Almost one in 20 people jailed in Mecklenburg County last year were held on failure to pay court fines or fees. Now, a new program supported by the MacArthur Foundation is modeling an evidence-based approach to criminal justice reform that changes the way people are assessed, held and released.
Criminal podcast host Phoebe Judge tells WUNC's Eric Hodge about the wrongful conviction of Willie Grimes.
In the latest Criminal podcast, we hear about the notorious wrongful conviction of Willie Grimes, who was arrested in Hickory in 1987 on rape and kidnapping charges and spent more than two decades in prison.
A longtime civil rights attorney who successfully sued in striking down North Carolina's legislative district boundaries for excessive racial bias announced Wednesday she's running for the state Supreme Court next year.

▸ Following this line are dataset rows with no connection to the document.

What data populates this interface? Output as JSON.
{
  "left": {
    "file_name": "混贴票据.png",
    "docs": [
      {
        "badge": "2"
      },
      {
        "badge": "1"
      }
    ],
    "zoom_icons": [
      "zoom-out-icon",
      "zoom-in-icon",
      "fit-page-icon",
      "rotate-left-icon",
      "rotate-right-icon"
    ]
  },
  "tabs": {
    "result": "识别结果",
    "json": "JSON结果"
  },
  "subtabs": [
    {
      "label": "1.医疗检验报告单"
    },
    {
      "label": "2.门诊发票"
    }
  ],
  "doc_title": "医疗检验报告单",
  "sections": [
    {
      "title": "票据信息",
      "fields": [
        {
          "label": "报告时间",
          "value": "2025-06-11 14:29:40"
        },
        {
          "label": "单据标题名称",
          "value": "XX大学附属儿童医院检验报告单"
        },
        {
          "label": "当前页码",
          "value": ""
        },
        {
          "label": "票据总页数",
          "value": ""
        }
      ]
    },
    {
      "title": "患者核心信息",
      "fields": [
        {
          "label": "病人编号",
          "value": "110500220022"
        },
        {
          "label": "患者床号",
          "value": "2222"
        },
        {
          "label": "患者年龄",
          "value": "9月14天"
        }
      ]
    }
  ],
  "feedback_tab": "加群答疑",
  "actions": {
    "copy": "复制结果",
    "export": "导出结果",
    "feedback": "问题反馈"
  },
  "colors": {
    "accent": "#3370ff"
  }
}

Three weeks after the deadliest attempted prison breakout in North Carolina history, prison and law enforcement officials still can't quantify the scope of the violence that correctional officers at the understaffed prison had been confronting daily.
Not all 16 and 17-year-olds who commit certain crimes will be tried as adults, according to a new state law. But a report from the the Southern Coalition for Social Justice says schools are still funneling too many students of color into the juvenile and adult court systems.